Research Design: Data from the Healthcare Cost and Utilization Project (1998–2002) were used to estimate multivariate models of in-hospital mortality, controlling for age, race, gender, comorbid conditions, injury severity, primary payer, median income of zip code of residence, and hospital type. Additional multivariate models were estimated among stratified subsets of patients, including injury severity and hospital type.

Subjects: Patients age 18–64 with a primary diagnosis of injury.

Results: Relative to injured white patients, black and Asian patients had a higher risk of death [1.5% vs. 2.1% and 2.0%, multivariate odds ratios (OR) = 1.14 and 1.39]. Other racial/ethnic groups showed no significant mortality difference from white patients. In stratified analyses, we found large black-white mortality disparities among mild to moderately injured patients (OR = 1.40, 95% confidence interval: 1.18–1.66), whereas Asian-white disparities were concentrated among more severely injured patients (OR = 1.37, 95% confidence interval: 1.03–1.80).

Conclusions: Black and Asian patients have a higher risk of death after injury than white patients. These data raise important questions about access to quality trauma care for racial minority patients.

Author Information

From the *Department of Sociology, Portland State University, †Center for Policy and Research in Emergency Medicine, Department of Emergency Medicine, and ‡Trauma/Critical Care Section, Department of Surgery, Oregon Health & Science University, Portland, Oregon.

Supported by grant R49/CCR-006283 from the US Public Health Service, Centers for Disease Control and Prevention, National Center for Injury Prevention and Control, Atlanta, GA.
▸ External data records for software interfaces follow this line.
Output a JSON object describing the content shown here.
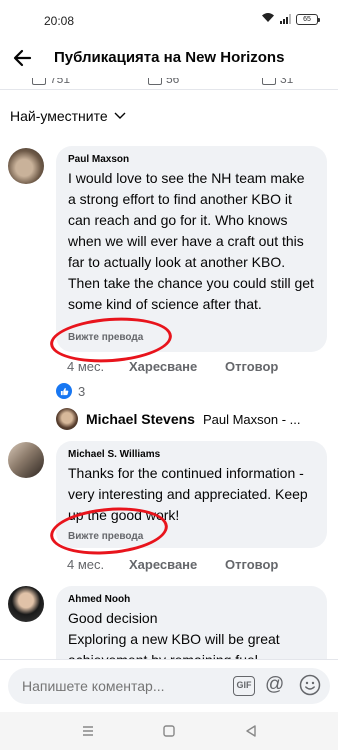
{
  "status": {
    "time": "20:08",
    "battery": "65"
  },
  "header": {
    "title": "Публикацията на New Horizons"
  },
  "reaction_strip": {
    "likes": "751",
    "comments": "56",
    "shares": "31"
  },
  "sort": {
    "label": "Най-уместните"
  },
  "comments": [
    {
      "author": "Paul Maxson",
      "text": "I would love to see the NH team make a strong effort to find another KBO it can reach and go for it. Who knows when we will ever have a craft out this far to actually look at another KBO. Then take the chance you could still get some kind of science after that.",
      "translate": "Вижте превода",
      "age": "4 мес.",
      "like": "Харесване",
      "reply": "Отговор",
      "reaction_count": "3",
      "reply_preview": {
        "name": "Michael Stevens",
        "text": "Paul Maxson - ..."
      }
    },
    {
      "author": "Michael S. Williams",
      "text": "Thanks for the continued information - very interesting and appreciated. Keep up the good work!",
      "translate": "Вижте превода",
      "age": "4 мес.",
      "like": "Харесване",
      "reply": "Отговор"
    },
    {
      "author": "Ahmed Nooh",
      "text": "Good decision\nExploring a new KBO will be great achievement by remaining fuel"
    }
  ],
  "composer": {
    "placeholder": "Напишете коментар...",
    "gif": "GIF",
    "at": "@"
  },
  "colors": {
    "accent": "#1877f2",
    "bubble": "#f0f2f5",
    "secondary_text": "#65676b",
    "annotation": "#e8141c"
  }
}
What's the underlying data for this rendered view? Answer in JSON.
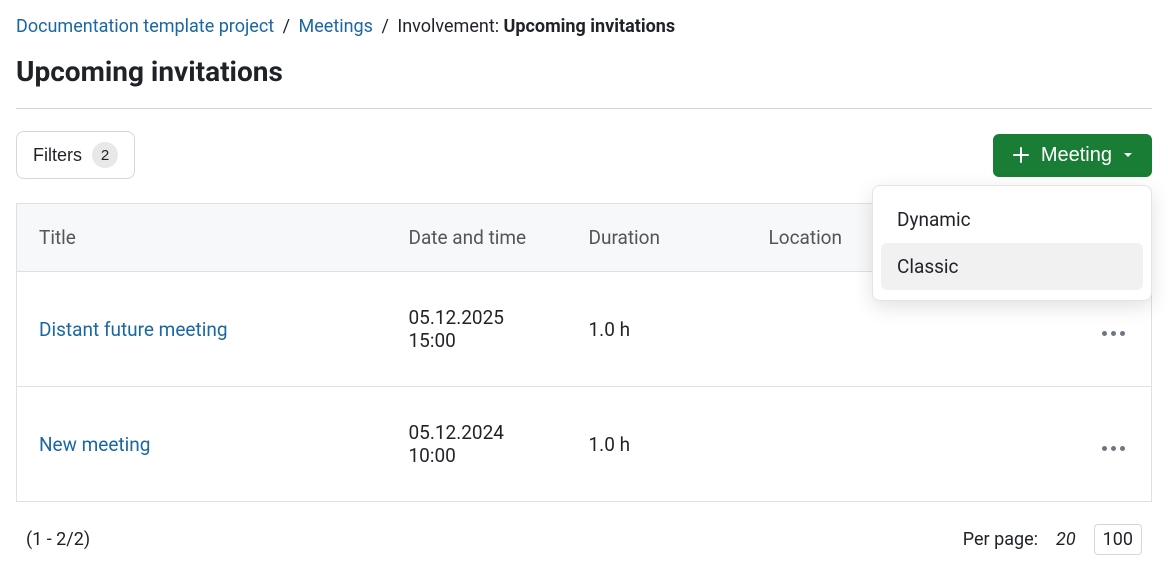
{
  "breadcrumb": {
    "items": [
      {
        "label": "Documentation template project"
      },
      {
        "label": "Meetings"
      }
    ],
    "current_label": "Involvement: ",
    "current_value": "Upcoming invitations"
  },
  "page_title": "Upcoming invitations",
  "toolbar": {
    "filters_label": "Filters",
    "filters_count": "2",
    "meeting_button_label": "Meeting",
    "dropdown": {
      "items": [
        {
          "label": "Dynamic",
          "hovered": false
        },
        {
          "label": "Classic",
          "hovered": true
        }
      ]
    }
  },
  "table": {
    "headers": {
      "title": "Title",
      "datetime": "Date and time",
      "duration": "Duration",
      "location": "Location"
    },
    "rows": [
      {
        "title": "Distant future meeting",
        "datetime": "05.12.2025 15:00",
        "duration": "1.0 h",
        "location": ""
      },
      {
        "title": "New meeting",
        "datetime": "05.12.2024 10:00",
        "duration": "1.0 h",
        "location": ""
      }
    ]
  },
  "footer": {
    "range": "(1 - 2/2)",
    "per_page_label": "Per page:",
    "per_page_options": [
      "20",
      "100"
    ]
  }
}
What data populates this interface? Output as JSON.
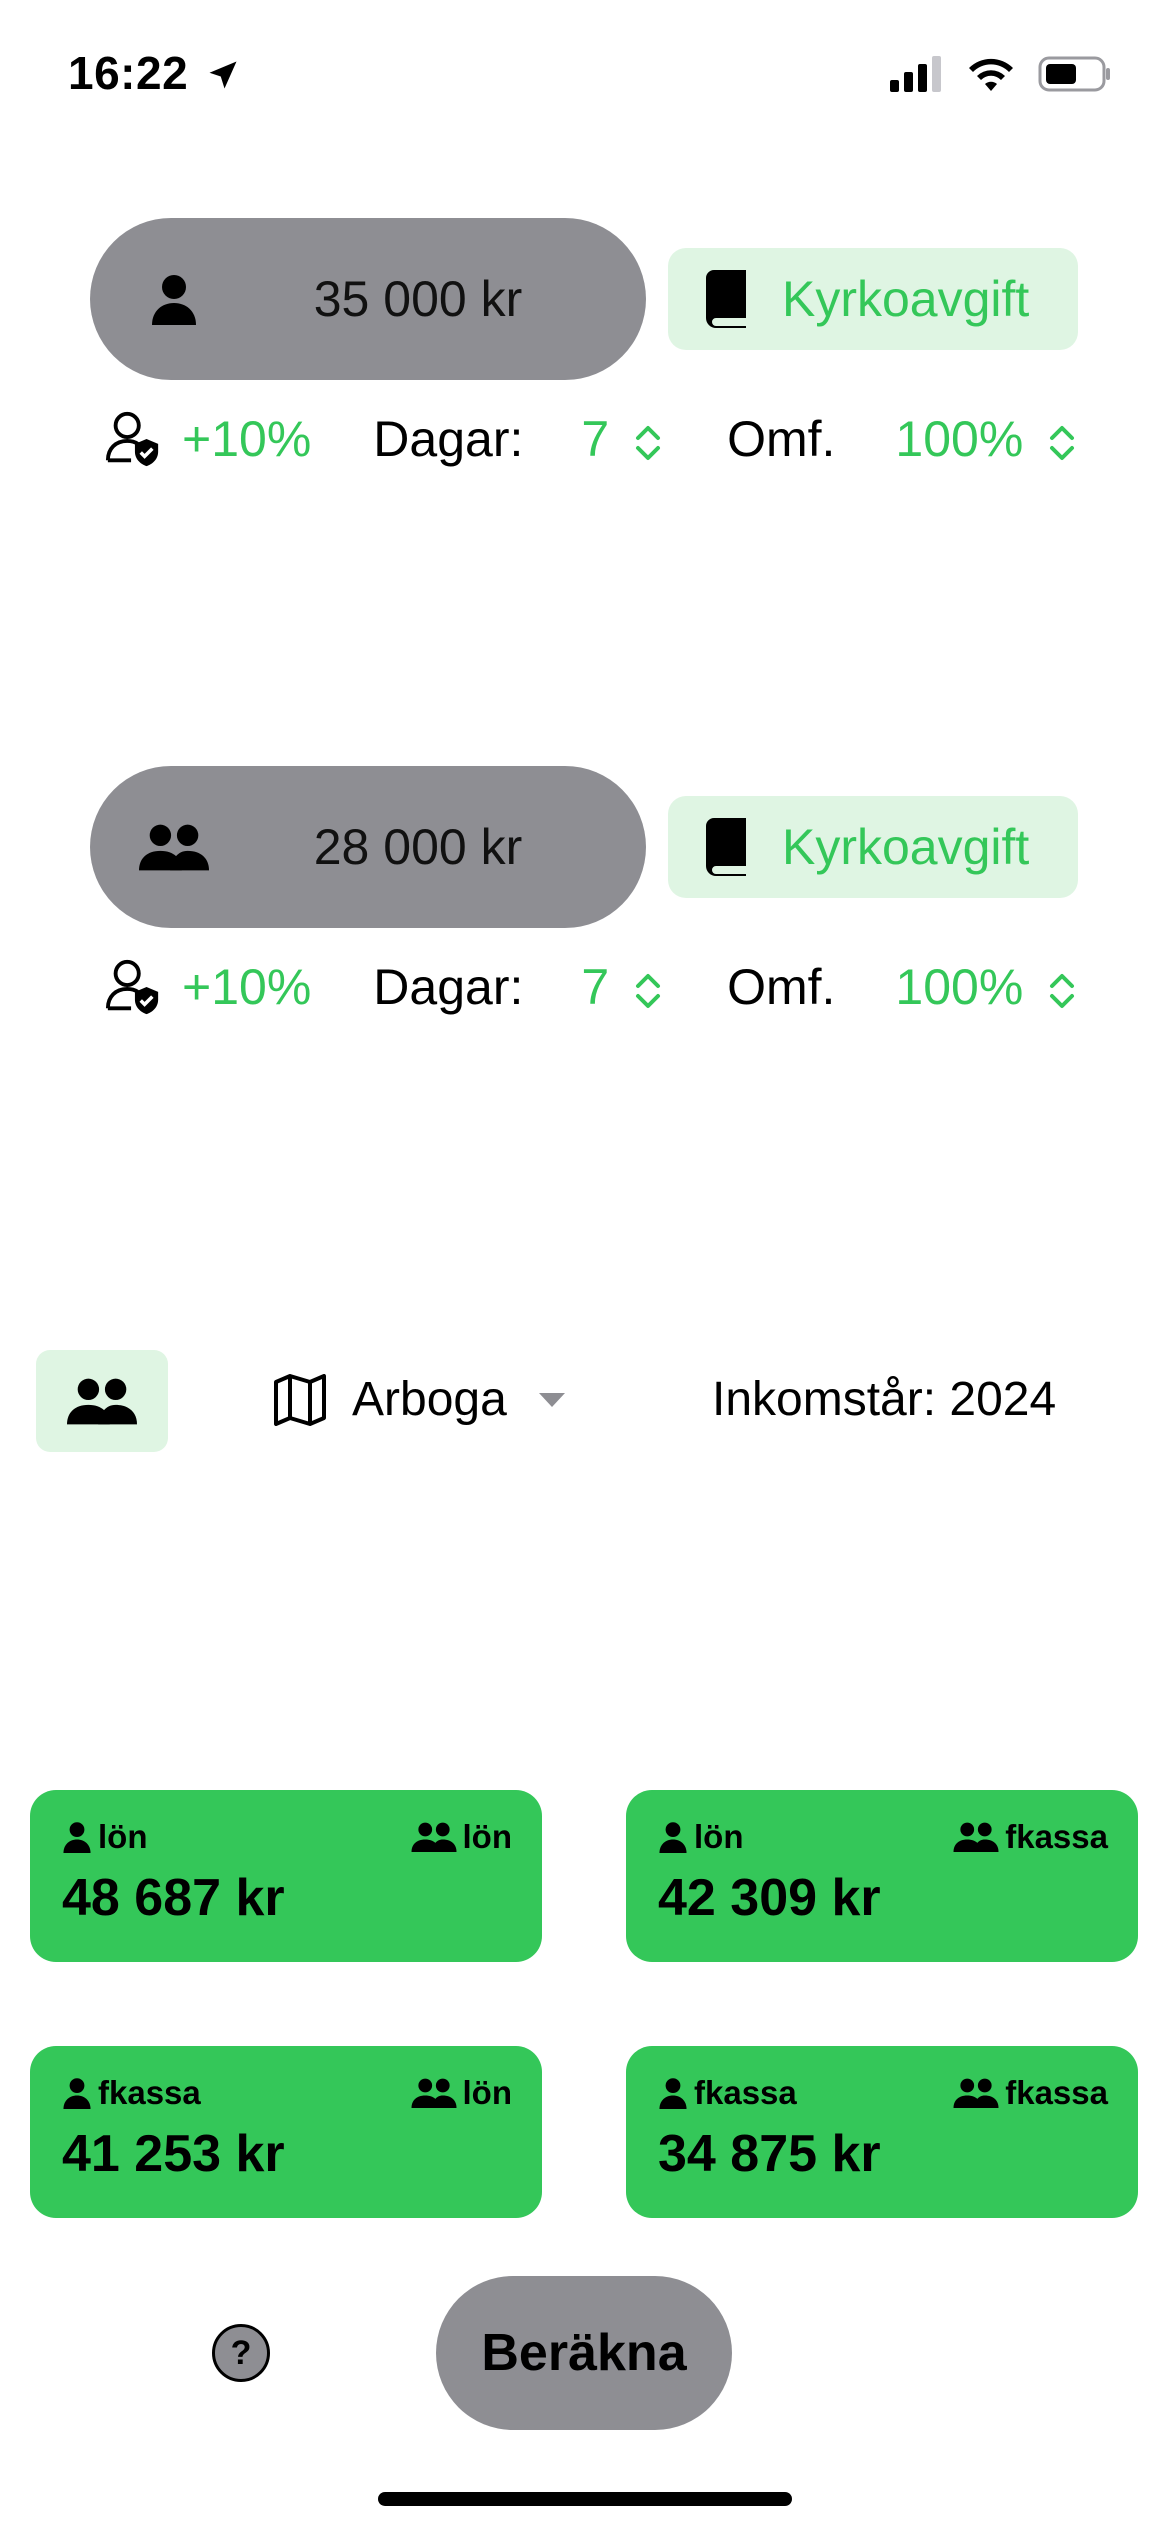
{
  "status_bar": {
    "time": "16:22"
  },
  "person1": {
    "salary": "35 000 kr",
    "church_fee_label": "Kyrkoavgift",
    "bonus": "+10%",
    "days_label": "Dagar:",
    "days_value": "7",
    "extent_label": "Omf.",
    "extent_value": "100%"
  },
  "person2": {
    "salary": "28 000 kr",
    "church_fee_label": "Kyrkoavgift",
    "bonus": "+10%",
    "days_label": "Dagar:",
    "days_value": "7",
    "extent_label": "Omf.",
    "extent_value": "100%"
  },
  "settings": {
    "municipality": "Arboga",
    "income_year": "Inkomstår: 2024"
  },
  "results": [
    {
      "left_tag": "lön",
      "right_tag": "lön",
      "value": "48 687 kr"
    },
    {
      "left_tag": "lön",
      "right_tag": "fkassa",
      "value": "42 309 kr"
    },
    {
      "left_tag": "fkassa",
      "right_tag": "lön",
      "value": "41 253 kr"
    },
    {
      "left_tag": "fkassa",
      "right_tag": "fkassa",
      "value": "34 875 kr"
    }
  ],
  "actions": {
    "help": "?",
    "calculate": "Beräkna"
  },
  "colors": {
    "accent": "#34c759",
    "accent_light": "#dff5e3",
    "pill_gray": "#8e8e93"
  },
  "icons": [
    "location-arrow-icon",
    "signal-icon",
    "wifi-icon",
    "battery-icon",
    "person-icon",
    "people-icon",
    "book-icon",
    "person-check-icon",
    "chevron-updown-icon",
    "map-icon",
    "caret-down-icon"
  ]
}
Reprints: Melanie Arthur, PhD, Department of Sociology, University of Alaska Fairbanks, 702D Gruening, P.O. Box 756480, Fairbanks, AK 99775-6480. E-mail: ffmma@uaf.edu.

© 2008 Lippincott Williams & Wilkins, Inc.